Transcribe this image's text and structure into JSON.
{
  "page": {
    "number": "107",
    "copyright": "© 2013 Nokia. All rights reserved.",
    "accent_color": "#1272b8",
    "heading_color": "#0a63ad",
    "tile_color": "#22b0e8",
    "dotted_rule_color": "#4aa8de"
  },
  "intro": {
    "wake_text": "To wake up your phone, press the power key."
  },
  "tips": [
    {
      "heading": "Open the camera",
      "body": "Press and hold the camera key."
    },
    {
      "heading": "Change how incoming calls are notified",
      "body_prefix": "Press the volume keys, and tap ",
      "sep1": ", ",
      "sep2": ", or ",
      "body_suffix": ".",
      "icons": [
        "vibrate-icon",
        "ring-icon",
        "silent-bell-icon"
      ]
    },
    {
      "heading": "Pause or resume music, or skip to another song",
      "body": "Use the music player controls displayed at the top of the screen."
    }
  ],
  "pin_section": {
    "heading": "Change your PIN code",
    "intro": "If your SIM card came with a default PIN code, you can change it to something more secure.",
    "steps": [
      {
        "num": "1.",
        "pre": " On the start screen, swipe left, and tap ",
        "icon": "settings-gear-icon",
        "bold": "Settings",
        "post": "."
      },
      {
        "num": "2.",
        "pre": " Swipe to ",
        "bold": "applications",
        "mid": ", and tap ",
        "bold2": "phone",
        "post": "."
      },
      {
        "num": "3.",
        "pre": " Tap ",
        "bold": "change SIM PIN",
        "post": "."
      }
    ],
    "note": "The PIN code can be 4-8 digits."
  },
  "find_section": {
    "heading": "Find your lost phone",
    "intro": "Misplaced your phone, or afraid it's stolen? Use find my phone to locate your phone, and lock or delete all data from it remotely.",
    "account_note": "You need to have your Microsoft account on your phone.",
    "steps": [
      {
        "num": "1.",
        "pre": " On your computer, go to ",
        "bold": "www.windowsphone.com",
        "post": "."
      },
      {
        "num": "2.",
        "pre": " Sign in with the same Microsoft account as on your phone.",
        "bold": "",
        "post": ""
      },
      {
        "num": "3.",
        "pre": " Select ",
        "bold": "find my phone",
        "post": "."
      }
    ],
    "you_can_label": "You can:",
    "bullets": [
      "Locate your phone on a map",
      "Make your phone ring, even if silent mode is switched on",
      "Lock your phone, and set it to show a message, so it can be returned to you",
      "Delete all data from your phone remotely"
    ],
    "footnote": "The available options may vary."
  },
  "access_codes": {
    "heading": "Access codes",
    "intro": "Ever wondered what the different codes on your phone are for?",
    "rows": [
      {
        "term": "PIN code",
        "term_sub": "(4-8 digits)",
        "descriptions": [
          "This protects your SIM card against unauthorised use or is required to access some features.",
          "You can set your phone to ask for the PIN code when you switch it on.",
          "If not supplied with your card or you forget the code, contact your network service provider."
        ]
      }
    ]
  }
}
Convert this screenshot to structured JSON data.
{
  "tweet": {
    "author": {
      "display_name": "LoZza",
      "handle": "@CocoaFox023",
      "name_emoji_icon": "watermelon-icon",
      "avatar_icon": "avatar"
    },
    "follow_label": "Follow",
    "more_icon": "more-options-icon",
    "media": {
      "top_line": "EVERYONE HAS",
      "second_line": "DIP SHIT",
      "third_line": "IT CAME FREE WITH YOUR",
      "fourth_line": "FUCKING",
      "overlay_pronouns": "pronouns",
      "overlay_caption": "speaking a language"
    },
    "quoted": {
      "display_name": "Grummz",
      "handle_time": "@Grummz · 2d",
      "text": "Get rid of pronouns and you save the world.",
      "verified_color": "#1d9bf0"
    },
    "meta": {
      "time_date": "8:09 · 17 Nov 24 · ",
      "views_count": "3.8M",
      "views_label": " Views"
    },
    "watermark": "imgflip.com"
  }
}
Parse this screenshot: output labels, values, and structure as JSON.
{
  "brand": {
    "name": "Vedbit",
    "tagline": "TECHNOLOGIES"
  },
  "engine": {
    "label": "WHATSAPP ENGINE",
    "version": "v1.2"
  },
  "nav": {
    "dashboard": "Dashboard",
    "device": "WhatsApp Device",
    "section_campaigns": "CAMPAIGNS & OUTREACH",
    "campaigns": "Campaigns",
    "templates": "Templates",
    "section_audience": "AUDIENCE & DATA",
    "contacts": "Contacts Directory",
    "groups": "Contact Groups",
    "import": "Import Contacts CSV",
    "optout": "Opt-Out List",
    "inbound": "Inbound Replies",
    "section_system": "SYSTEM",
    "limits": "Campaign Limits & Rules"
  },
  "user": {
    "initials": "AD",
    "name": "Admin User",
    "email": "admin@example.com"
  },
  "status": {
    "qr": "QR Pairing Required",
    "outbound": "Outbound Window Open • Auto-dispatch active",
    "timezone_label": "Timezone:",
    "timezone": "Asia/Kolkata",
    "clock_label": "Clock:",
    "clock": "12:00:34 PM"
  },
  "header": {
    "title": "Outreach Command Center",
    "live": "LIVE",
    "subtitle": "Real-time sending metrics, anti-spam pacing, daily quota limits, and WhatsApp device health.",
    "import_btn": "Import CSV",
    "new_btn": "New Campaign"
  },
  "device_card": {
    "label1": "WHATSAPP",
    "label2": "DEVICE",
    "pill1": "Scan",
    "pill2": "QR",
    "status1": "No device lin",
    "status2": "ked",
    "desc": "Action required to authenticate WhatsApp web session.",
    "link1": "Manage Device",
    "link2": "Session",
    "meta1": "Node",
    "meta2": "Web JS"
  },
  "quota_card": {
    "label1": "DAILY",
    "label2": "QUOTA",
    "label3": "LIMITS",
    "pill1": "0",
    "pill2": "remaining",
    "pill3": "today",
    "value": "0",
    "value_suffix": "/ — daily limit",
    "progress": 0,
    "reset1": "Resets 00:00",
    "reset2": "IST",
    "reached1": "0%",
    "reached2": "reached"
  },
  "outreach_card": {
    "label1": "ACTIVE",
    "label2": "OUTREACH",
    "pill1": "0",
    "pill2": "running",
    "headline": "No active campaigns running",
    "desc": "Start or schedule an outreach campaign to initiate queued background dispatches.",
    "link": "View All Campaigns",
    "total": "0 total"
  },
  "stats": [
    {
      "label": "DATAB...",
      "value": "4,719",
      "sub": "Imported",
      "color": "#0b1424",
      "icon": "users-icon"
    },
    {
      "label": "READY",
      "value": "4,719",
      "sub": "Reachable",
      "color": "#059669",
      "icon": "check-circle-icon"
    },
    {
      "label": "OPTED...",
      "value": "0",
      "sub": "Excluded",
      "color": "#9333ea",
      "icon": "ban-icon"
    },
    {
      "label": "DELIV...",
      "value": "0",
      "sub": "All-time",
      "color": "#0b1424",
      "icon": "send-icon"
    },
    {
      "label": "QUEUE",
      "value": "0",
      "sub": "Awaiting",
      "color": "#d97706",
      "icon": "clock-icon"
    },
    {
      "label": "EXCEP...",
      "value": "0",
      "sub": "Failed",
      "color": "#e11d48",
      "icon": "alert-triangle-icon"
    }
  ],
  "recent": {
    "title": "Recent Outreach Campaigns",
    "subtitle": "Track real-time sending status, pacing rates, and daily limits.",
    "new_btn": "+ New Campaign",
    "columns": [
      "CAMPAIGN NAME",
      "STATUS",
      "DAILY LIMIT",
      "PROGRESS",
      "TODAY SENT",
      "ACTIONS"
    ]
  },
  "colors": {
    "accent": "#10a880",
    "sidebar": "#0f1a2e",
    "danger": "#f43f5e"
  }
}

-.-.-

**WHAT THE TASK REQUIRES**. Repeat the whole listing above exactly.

**SOLVED PROBLEM**.
Transcribe this image's text and structure into JSON.
{
  "page": {
    "number": "107",
    "copyright": "© 2013 Nokia. All rights reserved.",
    "accent_color": "#1272b8",
    "heading_color": "#0a63ad",
    "tile_color": "#22b0e8",
    "dotted_rule_color": "#4aa8de"
  },
  "intro": {
    "wake_text": "To wake up your phone, press the power key."
  },
  "tips": [
    {
      "heading": "Open the camera",
      "body": "Press and hold the camera key."
    },
    {
      "heading": "Change how incoming calls are notified",
      "body_prefix": "Press the volume keys, and tap ",
      "sep1": ", ",
      "sep2": ", or ",
      "body_suffix": ".",
      "icons": [
        "vibrate-icon",
        "ring-icon",
        "silent-bell-icon"
      ]
    },
    {
      "heading": "Pause or resume music, or skip to another song",
      "body": "Use the music player controls displayed at the top of the screen."
    }
  ],
  "pin_section": {
    "heading": "Change your PIN code",
    "intro": "If your SIM card came with a default PIN code, you can change it to something more secure.",
    "steps": [
      {
        "num": "1.",
        "pre": " On the start screen, swipe left, and tap ",
        "icon": "settings-gear-icon",
        "bold": "Settings",
        "post": "."
      },
      {
        "num": "2.",
        "pre": " Swipe to ",
        "bold": "applications",
        "mid": ", and tap ",
        "bold2": "phone",
        "post": "."
      },
      {
        "num": "3.",
        "pre": " Tap ",
        "bold": "change SIM PIN",
        "post": "."
      }
    ],
    "note": "The PIN code can be 4-8 digits."
  },
  "find_section": {
    "heading": "Find your lost phone",
    "intro": "Misplaced your phone, or afraid it's stolen? Use find my phone to locate your phone, and lock or delete all data from it remotely.",
    "account_note": "You need to have your Microsoft account on your phone.",
    "steps": [
      {
        "num": "1.",
        "pre": " On your computer, go to ",
        "bold": "www.windowsphone.com",
        "post": "."
      },
      {
        "num": "2.",
        "pre": " Sign in with the same Microsoft account as on your phone.",
        "bold": "",
        "post": ""
      },
      {
        "num": "3.",
        "pre": " Select ",
        "bold": "find my phone",
        "post": "."
      }
    ],
    "you_can_label": "You can:",
    "bullets": [
      "Locate your phone on a map",
      "Make your phone ring, even if silent mode is switched on",
      "Lock your phone, and set it to show a message, so it can be returned to you",
      "Delete all data from your phone remotely"
    ],
    "footnote": "The available options may vary."
  },
  "access_codes": {
    "heading": "Access codes",
    "intro": "Ever wondered what the different codes on your phone are for?",
    "rows": [
      {
        "term": "PIN code",
        "term_sub": "(4-8 digits)",
        "descriptions": [
          "This protects your SIM card against unauthorised use or is required to access some features.",
          "You can set your phone to ask for the PIN code when you switch it on.",
          "If not supplied with your card or you forget the code, contact your network service provider."
        ]
      }
    ]
  }
}
Convert this screenshot to structured JSON data.
{
  "tweet": {
    "author": {
      "display_name": "LoZza",
      "handle": "@CocoaFox023",
      "name_emoji_icon": "watermelon-icon",
      "avatar_icon": "avatar"
    },
    "follow_label": "Follow",
    "more_icon": "more-options-icon",
    "media": {
      "top_line": "EVERYONE HAS",
      "second_line": "DIP SHIT",
      "third_line": "IT CAME FREE WITH YOUR",
      "fourth_line": "FUCKING",
      "overlay_pronouns": "pronouns",
      "overlay_caption": "speaking a language"
    },
    "quoted": {
      "display_name": "Grummz",
      "handle_time": "@Grummz · 2d",
      "text": "Get rid of pronouns and you save the world.",
      "verified_color": "#1d9bf0"
    },
    "meta": {
      "time_date": "8:09 · 17 Nov 24 · ",
      "views_count": "3.8M",
      "views_label": " Views"
    },
    "watermark": "imgflip.com"
  }
}
Parse this screenshot: output labels, values, and structure as JSON.
{
  "brand": {
    "name": "Vedbit",
    "tagline": "TECHNOLOGIES"
  },
  "engine": {
    "label": "WHATSAPP ENGINE",
    "version": "v1.2"
  },
  "nav": {
    "dashboard": "Dashboard",
    "device": "WhatsApp Device",
    "section_campaigns": "CAMPAIGNS & OUTREACH",
    "campaigns": "Campaigns",
    "templates": "Templates",
    "section_audience": "AUDIENCE & DATA",
    "contacts": "Contacts Directory",
    "groups": "Contact Groups",
    "import": "Import Contacts CSV",
    "optout": "Opt-Out List",
    "inbound": "Inbound Replies",
    "section_system": "SYSTEM",
    "limits": "Campaign Limits & Rules"
  },
  "user": {
    "initials": "AD",
    "name": "Admin User",
    "email": "admin@example.com"
  },
  "status": {
    "qr": "QR Pairing Required",
    "outbound": "Outbound Window Open • Auto-dispatch active",
    "timezone_label": "Timezone:",
    "timezone": "Asia/Kolkata",
    "clock_label": "Clock:",
    "clock": "12:00:34 PM"
  },
  "header": {
    "title": "Outreach Command Center",
    "live": "LIVE",
    "subtitle": "Real-time sending metrics, anti-spam pacing, daily quota limits, and WhatsApp device health.",
    "import_btn": "Import CSV",
    "new_btn": "New Campaign"
  },
  "device_card": {
    "label1": "WHATSAPP",
    "label2": "DEVICE",
    "pill1": "Scan",
    "pill2": "QR",
    "status1": "No device lin",
    "status2": "ked",
    "desc": "Action required to authenticate WhatsApp web session.",
    "link1": "Manage Device",
    "link2": "Session",
    "meta1": "Node",
    "meta2": "Web JS"
  },
  "quota_card": {
    "label1": "DAILY",
    "label2": "QUOTA",
    "label3": "LIMITS",
    "pill1": "0",
    "pill2": "remaining",
    "pill3": "today",
    "value": "0",
    "value_suffix": "/ — daily limit",
    "progress": 0,
    "reset1": "Resets 00:00",
    "reset2": "IST",
    "reached1": "0%",
    "reached2": "reached"
  },
  "outreach_card": {
    "label1": "ACTIVE",
    "label2": "OUTREACH",
    "pill1": "0",
    "pill2": "running",
    "headline": "No active campaigns running",
    "desc": "Start or schedule an outreach campaign to initiate queued background dispatches.",
    "link": "View All Campaigns",
    "total": "0 total"
  },
  "stats": [
    {
      "label": "DATAB...",
      "value": "4,719",
      "sub": "Imported",
      "color": "#0b1424",
      "icon": "users-icon"
    },
    {
      "label": "READY",
      "value": "4,719",
      "sub": "Reachable",
      "color": "#059669",
      "icon": "check-circle-icon"
    },
    {
      "label": "OPTED...",
      "value": "0",
      "sub": "Excluded",
      "color": "#9333ea",
      "icon": "ban-icon"
    },
    {
      "label": "DELIV...",
      "value": "0",
      "sub": "All-time",
      "color": "#0b1424",
      "icon": "send-icon"
    },
    {
      "label": "QUEUE",
      "value": "0",
      "sub": "Awaiting",
      "color": "#d97706",
      "icon": "clock-icon"
    },
    {
      "label": "EXCEP...",
      "value": "0",
      "sub": "Failed",
      "color": "#e11d48",
      "icon": "alert-triangle-icon"
    }
  ],
  "recent": {
    "title": "Recent Outreach Campaigns",
    "subtitle": "Track real-time sending status, pacing rates, and daily limits.",
    "new_btn": "+ New Campaign",
    "columns": [
      "CAMPAIGN NAME",
      "STATUS",
      "DAILY LIMIT",
      "PROGRESS",
      "TODAY SENT",
      "ACTIONS"
    ]
  },
  "colors": {
    "accent": "#10a880",
    "sidebar": "#0f1a2e",
    "danger": "#f43f5e"
  }
}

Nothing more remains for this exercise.